There are a few ways to become a pharmacist. The most common route is to complete a Doctor of Pharmacy (PharmD) program and then pass the licensure exam. Alternatively, some pharmacists may choose to complete a two-year post-graduate pharmacy residency program.
Once you have your license, you may practice as a pharmacist in a variety of settings, such as hospitals, retail pharmacies, or long-term care facilities. You may also choose to specialize in a particular area, such as nuclear pharmacy or managed care pharmacy.
The salary of a pharmacist
In the United States, the average salary for a pharmacist is $116,670 per year, or $56.10 per hour. The top 10 percent of earners make more than $142,000 annually, while the bottom 10 percent earn less than $87,000.
The benefits of becoming a pharmacist
The job outlook for pharmacists is excellent. According to the US Bureau of Labor Statistics, the median pay for pharmacists in 2018 was $126,120 per year, or $60.64 per hour. This is much higher than the median pay for all other occupations of $38,640 per year, or $18.62 per hour. The demand for pharmacists is expected to grow by 3% from 2018 to 2028, which is faster than the average for all other occupations.
Becoming a pharmacist has many benefits. It is a well-paying career with excellent job prospects. It also offers the opportunity to help people and make a difference in their lives. Pharmacists play an important role in the healthcare system and are an essential part of the team that provides care to patients.
The challenges of becoming a pharmacist
Today, many individuals with a desire to help others achieve their dreams of becoming pharmacists. However, the path to becoming a pharmacist is not an easy one. There are many challenges that must be overcome in order to become a licensed pharmacist. Perhaps the biggest challenge is the amount of education and training required. A pharmacy technician must complete an accredited pharmacy technician program and pass a national certification exam.
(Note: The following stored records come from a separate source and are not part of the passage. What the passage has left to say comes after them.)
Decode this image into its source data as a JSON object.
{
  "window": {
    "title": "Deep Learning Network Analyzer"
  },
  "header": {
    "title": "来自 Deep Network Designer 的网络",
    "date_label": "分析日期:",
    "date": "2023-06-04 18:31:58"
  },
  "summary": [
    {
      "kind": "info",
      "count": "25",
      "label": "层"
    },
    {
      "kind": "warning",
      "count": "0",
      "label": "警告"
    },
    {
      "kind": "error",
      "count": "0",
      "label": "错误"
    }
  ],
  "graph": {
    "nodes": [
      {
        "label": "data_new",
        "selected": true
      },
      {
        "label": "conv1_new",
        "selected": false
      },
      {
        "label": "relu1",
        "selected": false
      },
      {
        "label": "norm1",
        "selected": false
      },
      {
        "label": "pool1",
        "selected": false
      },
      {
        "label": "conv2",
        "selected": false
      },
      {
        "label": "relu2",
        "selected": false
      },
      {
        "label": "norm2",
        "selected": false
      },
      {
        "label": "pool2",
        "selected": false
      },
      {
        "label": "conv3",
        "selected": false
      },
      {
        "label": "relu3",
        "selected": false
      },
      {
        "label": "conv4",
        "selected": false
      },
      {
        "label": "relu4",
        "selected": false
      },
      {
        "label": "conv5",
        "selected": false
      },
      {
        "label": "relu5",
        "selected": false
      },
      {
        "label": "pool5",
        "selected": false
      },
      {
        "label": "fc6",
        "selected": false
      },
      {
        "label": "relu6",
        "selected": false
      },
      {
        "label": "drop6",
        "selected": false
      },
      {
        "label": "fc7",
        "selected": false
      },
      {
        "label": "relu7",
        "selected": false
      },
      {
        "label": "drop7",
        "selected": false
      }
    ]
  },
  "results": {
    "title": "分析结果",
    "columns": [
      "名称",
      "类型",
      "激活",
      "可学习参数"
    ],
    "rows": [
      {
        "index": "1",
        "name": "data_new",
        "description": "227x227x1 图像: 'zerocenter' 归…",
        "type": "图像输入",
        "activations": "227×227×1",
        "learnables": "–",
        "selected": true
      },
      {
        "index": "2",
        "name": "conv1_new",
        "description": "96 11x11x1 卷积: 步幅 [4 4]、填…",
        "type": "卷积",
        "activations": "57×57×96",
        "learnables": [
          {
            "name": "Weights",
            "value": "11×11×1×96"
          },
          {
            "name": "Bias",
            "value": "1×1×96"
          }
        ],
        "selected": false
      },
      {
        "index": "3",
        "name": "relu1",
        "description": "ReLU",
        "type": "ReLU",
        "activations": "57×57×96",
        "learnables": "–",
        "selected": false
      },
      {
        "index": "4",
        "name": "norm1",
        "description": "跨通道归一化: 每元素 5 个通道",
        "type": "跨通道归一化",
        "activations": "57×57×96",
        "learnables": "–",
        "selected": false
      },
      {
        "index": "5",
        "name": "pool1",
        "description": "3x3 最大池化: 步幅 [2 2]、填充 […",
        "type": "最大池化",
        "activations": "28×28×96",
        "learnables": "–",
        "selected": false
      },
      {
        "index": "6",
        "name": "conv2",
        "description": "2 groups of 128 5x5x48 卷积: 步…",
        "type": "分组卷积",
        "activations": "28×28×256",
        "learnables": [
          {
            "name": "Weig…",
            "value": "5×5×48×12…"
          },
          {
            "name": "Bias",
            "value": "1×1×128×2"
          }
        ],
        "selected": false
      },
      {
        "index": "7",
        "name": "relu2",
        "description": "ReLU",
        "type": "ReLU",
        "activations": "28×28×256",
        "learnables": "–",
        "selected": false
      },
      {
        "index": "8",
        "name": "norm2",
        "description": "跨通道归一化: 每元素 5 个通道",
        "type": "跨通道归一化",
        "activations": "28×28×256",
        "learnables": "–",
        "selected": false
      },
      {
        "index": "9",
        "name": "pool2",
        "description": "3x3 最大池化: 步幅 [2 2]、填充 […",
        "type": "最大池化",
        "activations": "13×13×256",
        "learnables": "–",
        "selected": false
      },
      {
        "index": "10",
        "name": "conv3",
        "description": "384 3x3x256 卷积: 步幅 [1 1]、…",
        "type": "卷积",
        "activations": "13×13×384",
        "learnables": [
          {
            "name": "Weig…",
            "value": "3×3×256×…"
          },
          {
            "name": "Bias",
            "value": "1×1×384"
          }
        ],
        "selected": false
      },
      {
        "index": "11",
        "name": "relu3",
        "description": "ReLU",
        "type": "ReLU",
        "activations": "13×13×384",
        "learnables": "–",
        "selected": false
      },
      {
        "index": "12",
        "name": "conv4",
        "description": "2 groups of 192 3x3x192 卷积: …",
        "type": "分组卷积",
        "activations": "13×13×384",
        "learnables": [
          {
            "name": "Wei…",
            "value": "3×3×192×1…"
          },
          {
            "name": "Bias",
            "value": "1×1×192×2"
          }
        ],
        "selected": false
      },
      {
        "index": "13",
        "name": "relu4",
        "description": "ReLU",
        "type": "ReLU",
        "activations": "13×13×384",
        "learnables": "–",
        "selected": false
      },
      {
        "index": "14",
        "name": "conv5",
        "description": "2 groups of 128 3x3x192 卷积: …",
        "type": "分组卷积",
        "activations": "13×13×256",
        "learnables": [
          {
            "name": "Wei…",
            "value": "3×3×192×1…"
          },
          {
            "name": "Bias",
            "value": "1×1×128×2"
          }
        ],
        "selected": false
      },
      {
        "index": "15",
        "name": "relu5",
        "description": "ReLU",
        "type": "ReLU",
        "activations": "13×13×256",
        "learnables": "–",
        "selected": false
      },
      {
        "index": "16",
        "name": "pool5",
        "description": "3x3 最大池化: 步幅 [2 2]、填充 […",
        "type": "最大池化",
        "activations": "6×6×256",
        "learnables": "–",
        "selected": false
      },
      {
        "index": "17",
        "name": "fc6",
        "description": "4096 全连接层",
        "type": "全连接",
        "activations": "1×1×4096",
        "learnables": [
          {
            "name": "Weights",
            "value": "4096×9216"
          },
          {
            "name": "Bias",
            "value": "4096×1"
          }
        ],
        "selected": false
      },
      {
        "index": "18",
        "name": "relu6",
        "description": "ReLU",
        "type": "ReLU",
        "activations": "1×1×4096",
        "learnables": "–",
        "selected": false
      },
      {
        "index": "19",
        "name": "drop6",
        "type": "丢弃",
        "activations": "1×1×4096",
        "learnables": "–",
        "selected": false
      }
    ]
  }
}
After becoming certified, a pharmacy technician can then apply to become a licensed pharmacist.
In order to become licensed, a pharmacy technician must complete an accredited pharmacy school program and pass two exams—the North American Pharmacist Licensure Examination (NAPLEX) and the Multi-State Pharmacy Jurisprudence Examination (MPJE). Once these exams are passed, the individual will be granted a pharmacy license. At this point, the individual can begin practicing as a pharmacist.
Becoming a pharmacist requires dedication and determination. However, those who are able to overcome the challenges will find that the rewards are great. As a pharmacist, you will have the opportunity to help people every day by ensuring that they receive the medications they need in order to stay healthy and lead happy lives
In conclusion, pharmacy technicians play an important role in the pharmacy industry, and many of them go on to become pharmacists. The path to becoming a pharmacist is not always direct, but it is possible to make the transition if you have the right education and experience. If you are interested in becoming a pharmacist, talk to your boss or another pharmacist at your job to get more information about what you need to do to make the transition.